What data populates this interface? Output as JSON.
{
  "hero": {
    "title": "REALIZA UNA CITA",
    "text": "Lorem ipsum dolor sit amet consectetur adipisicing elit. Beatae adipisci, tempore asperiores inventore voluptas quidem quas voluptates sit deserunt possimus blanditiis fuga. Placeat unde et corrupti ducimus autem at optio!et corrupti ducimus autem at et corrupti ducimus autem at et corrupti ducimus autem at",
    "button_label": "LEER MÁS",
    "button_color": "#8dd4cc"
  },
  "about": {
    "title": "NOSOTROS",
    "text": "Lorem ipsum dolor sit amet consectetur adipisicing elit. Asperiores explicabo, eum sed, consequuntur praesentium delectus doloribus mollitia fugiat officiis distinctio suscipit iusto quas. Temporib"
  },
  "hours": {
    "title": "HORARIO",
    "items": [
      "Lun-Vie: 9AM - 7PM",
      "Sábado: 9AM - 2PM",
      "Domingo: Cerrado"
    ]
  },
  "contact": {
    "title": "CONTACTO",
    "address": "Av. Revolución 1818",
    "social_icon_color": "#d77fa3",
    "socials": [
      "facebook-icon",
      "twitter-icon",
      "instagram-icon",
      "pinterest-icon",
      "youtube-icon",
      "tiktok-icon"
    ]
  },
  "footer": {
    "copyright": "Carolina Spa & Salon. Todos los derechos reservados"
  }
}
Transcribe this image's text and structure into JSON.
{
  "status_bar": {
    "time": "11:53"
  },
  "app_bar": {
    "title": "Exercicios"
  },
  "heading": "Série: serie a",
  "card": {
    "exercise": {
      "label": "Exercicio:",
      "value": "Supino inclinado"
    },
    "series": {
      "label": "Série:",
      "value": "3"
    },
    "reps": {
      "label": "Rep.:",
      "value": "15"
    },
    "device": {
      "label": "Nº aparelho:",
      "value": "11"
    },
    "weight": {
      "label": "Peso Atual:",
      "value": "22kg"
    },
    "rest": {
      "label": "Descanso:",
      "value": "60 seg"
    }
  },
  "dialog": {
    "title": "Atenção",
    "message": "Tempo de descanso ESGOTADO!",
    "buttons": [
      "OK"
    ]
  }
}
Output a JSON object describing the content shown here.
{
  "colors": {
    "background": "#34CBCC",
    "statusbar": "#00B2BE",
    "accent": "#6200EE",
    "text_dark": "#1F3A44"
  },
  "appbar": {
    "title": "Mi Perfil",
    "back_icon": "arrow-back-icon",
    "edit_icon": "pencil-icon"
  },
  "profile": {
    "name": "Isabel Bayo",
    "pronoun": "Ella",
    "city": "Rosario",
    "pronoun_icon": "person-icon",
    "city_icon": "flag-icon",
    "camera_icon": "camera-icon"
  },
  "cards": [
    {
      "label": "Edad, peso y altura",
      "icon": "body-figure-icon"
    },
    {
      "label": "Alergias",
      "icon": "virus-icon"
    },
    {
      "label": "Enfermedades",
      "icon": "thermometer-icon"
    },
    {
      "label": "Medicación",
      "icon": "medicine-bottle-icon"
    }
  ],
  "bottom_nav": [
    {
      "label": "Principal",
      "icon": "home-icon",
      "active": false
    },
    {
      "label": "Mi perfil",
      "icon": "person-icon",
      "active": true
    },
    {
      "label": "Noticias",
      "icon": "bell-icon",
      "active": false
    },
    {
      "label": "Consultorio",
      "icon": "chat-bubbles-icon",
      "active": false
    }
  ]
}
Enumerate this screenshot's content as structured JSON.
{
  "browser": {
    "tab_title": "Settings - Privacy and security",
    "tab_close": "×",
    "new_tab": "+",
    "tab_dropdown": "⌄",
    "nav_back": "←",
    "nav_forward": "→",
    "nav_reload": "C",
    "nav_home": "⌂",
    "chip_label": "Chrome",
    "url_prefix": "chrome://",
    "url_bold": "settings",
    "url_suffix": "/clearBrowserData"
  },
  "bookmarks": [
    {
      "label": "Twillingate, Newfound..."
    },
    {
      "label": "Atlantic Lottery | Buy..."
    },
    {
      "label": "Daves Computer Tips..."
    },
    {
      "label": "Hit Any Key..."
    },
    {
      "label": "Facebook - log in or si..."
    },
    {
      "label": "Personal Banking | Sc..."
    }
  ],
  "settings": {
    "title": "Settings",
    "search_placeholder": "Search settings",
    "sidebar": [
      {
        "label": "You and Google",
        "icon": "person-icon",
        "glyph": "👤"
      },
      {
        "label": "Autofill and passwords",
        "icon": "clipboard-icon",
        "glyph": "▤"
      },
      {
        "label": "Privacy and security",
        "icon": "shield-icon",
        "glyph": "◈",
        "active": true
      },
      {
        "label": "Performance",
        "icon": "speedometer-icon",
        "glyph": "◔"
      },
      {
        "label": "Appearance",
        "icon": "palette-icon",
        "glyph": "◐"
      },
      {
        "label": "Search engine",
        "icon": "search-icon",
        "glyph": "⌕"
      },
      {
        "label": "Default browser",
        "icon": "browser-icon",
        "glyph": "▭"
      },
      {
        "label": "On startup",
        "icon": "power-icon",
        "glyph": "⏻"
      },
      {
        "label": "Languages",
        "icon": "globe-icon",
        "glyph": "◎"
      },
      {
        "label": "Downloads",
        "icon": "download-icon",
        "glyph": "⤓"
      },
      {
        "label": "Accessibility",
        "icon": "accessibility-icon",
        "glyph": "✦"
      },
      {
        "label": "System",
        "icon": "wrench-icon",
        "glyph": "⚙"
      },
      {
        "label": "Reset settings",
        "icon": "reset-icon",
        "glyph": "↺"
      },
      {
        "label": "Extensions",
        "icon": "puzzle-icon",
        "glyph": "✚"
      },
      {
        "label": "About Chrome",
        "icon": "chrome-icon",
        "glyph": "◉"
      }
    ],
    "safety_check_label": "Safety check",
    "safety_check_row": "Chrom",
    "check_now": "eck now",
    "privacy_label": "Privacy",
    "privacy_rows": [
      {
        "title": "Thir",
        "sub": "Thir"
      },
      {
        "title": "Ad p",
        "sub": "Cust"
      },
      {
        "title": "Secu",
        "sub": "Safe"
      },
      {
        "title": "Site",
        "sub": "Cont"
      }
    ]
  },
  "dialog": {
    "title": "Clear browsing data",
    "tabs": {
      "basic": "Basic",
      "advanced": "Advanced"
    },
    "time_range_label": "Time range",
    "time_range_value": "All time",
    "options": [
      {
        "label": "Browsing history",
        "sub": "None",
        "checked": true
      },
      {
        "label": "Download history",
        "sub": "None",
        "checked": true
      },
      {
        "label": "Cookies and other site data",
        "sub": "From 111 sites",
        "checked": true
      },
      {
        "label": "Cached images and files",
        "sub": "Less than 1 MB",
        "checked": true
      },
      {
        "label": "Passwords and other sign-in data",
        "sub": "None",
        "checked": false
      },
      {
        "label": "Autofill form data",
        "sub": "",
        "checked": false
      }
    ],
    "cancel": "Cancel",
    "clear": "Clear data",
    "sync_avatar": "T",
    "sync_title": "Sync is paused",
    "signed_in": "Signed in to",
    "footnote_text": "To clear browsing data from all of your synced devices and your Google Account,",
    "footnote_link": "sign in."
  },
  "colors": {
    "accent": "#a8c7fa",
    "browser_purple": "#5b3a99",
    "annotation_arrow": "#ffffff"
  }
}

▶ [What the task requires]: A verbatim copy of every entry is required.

▶ [Solution for this task]:
What data populates this interface? Output as JSON.
{
  "hero": {
    "title": "REALIZA UNA CITA",
    "text": "Lorem ipsum dolor sit amet consectetur adipisicing elit. Beatae adipisci, tempore asperiores inventore voluptas quidem quas voluptates sit deserunt possimus blanditiis fuga. Placeat unde et corrupti ducimus autem at optio!et corrupti ducimus autem at et corrupti ducimus autem at et corrupti ducimus autem at",
    "button_label": "LEER MÁS",
    "button_color": "#8dd4cc"
  },
  "about": {
    "title": "NOSOTROS",
    "text": "Lorem ipsum dolor sit amet consectetur adipisicing elit. Asperiores explicabo, eum sed, consequuntur praesentium delectus doloribus mollitia fugiat officiis distinctio suscipit iusto quas. Temporib"
  },
  "hours": {
    "title": "HORARIO",
    "items": [
      "Lun-Vie: 9AM - 7PM",
      "Sábado: 9AM - 2PM",
      "Domingo: Cerrado"
    ]
  },
  "contact": {
    "title": "CONTACTO",
    "address": "Av. Revolución 1818",
    "social_icon_color": "#d77fa3",
    "socials": [
      "facebook-icon",
      "twitter-icon",
      "instagram-icon",
      "pinterest-icon",
      "youtube-icon",
      "tiktok-icon"
    ]
  },
  "footer": {
    "copyright": "Carolina Spa & Salon. Todos los derechos reservados"
  }
}
Transcribe this image's text and structure into JSON.
{
  "status_bar": {
    "time": "11:53"
  },
  "app_bar": {
    "title": "Exercicios"
  },
  "heading": "Série: serie a",
  "card": {
    "exercise": {
      "label": "Exercicio:",
      "value": "Supino inclinado"
    },
    "series": {
      "label": "Série:",
      "value": "3"
    },
    "reps": {
      "label": "Rep.:",
      "value": "15"
    },
    "device": {
      "label": "Nº aparelho:",
      "value": "11"
    },
    "weight": {
      "label": "Peso Atual:",
      "value": "22kg"
    },
    "rest": {
      "label": "Descanso:",
      "value": "60 seg"
    }
  },
  "dialog": {
    "title": "Atenção",
    "message": "Tempo de descanso ESGOTADO!",
    "buttons": [
      "OK"
    ]
  }
}
Output a JSON object describing the content shown here.
{
  "colors": {
    "background": "#34CBCC",
    "statusbar": "#00B2BE",
    "accent": "#6200EE",
    "text_dark": "#1F3A44"
  },
  "appbar": {
    "title": "Mi Perfil",
    "back_icon": "arrow-back-icon",
    "edit_icon": "pencil-icon"
  },
  "profile": {
    "name": "Isabel Bayo",
    "pronoun": "Ella",
    "city": "Rosario",
    "pronoun_icon": "person-icon",
    "city_icon": "flag-icon",
    "camera_icon": "camera-icon"
  },
  "cards": [
    {
      "label": "Edad, peso y altura",
      "icon": "body-figure-icon"
    },
    {
      "label": "Alergias",
      "icon": "virus-icon"
    },
    {
      "label": "Enfermedades",
      "icon": "thermometer-icon"
    },
    {
      "label": "Medicación",
      "icon": "medicine-bottle-icon"
    }
  ],
  "bottom_nav": [
    {
      "label": "Principal",
      "icon": "home-icon",
      "active": false
    },
    {
      "label": "Mi perfil",
      "icon": "person-icon",
      "active": true
    },
    {
      "label": "Noticias",
      "icon": "bell-icon",
      "active": false
    },
    {
      "label": "Consultorio",
      "icon": "chat-bubbles-icon",
      "active": false
    }
  ]
}
Enumerate this screenshot's content as structured JSON.
{
  "browser": {
    "tab_title": "Settings - Privacy and security",
    "tab_close": "×",
    "new_tab": "+",
    "tab_dropdown": "⌄",
    "nav_back": "←",
    "nav_forward": "→",
    "nav_reload": "C",
    "nav_home": "⌂",
    "chip_label": "Chrome",
    "url_prefix": "chrome://",
    "url_bold": "settings",
    "url_suffix": "/clearBrowserData"
  },
  "bookmarks": [
    {
      "label": "Twillingate, Newfound..."
    },
    {
      "label": "Atlantic Lottery | Buy..."
    },
    {
      "label": "Daves Computer Tips..."
    },
    {
      "label": "Hit Any Key..."
    },
    {
      "label": "Facebook - log in or si..."
    },
    {
      "label": "Personal Banking | Sc..."
    }
  ],
  "settings": {
    "title": "Settings",
    "search_placeholder": "Search settings",
    "sidebar": [
      {
        "label": "You and Google",
        "icon": "person-icon",
        "glyph": "👤"
      },
      {
        "label": "Autofill and passwords",
        "icon": "clipboard-icon",
        "glyph": "▤"
      },
      {
        "label": "Privacy and security",
        "icon": "shield-icon",
        "glyph": "◈",
        "active": true
      },
      {
        "label": "Performance",
        "icon": "speedometer-icon",
        "glyph": "◔"
      },
      {
        "label": "Appearance",
        "icon": "palette-icon",
        "glyph": "◐"
      },
      {
        "label": "Search engine",
        "icon": "search-icon",
        "glyph": "⌕"
      },
      {
        "label": "Default browser",
        "icon": "browser-icon",
        "glyph": "▭"
      },
      {
        "label": "On startup",
        "icon": "power-icon",
        "glyph": "⏻"
      },
      {
        "label": "Languages",
        "icon": "globe-icon",
        "glyph": "◎"
      },
      {
        "label": "Downloads",
        "icon": "download-icon",
        "glyph": "⤓"
      },
      {
        "label": "Accessibility",
        "icon": "accessibility-icon",
        "glyph": "✦"
      },
      {
        "label": "System",
        "icon": "wrench-icon",
        "glyph": "⚙"
      },
      {
        "label": "Reset settings",
        "icon": "reset-icon",
        "glyph": "↺"
      },
      {
        "label": "Extensions",
        "icon": "puzzle-icon",
        "glyph": "✚"
      },
      {
        "label": "About Chrome",
        "icon": "chrome-icon",
        "glyph": "◉"
      }
    ],
    "safety_check_label": "Safety check",
    "safety_check_row": "Chrom",
    "check_now": "eck now",
    "privacy_label": "Privacy",
    "privacy_rows": [
      {
        "title": "Thir",
        "sub": "Thir"
      },
      {
        "title": "Ad p",
        "sub": "Cust"
      },
      {
        "title": "Secu",
        "sub": "Safe"
      },
      {
        "title": "Site",
        "sub": "Cont"
      }
    ]
  },
  "dialog": {
    "title": "Clear browsing data",
    "tabs": {
      "basic": "Basic",
      "advanced": "Advanced"
    },
    "time_range_label": "Time range",
    "time_range_value": "All time",
    "options": [
      {
        "label": "Browsing history",
        "sub": "None",
        "checked": true
      },
      {
        "label": "Download history",
        "sub": "None",
        "checked": true
      },
      {
        "label": "Cookies and other site data",
        "sub": "From 111 sites",
        "checked": true
      },
      {
        "label": "Cached images and files",
        "sub": "Less than 1 MB",
        "checked": true
      },
      {
        "label": "Passwords and other sign-in data",
        "sub": "None",
        "checked": false
      },
      {
        "label": "Autofill form data",
        "sub": "",
        "checked": false
      }
    ],
    "cancel": "Cancel",
    "clear": "Clear data",
    "sync_avatar": "T",
    "sync_title": "Sync is paused",
    "signed_in": "Signed in to",
    "footnote_text": "To clear browsing data from all of your synced devices and your Google Account,",
    "footnote_link": "sign in."
  },
  "colors": {
    "accent": "#a8c7fa",
    "browser_purple": "#5b3a99",
    "annotation_arrow": "#ffffff"
  }
}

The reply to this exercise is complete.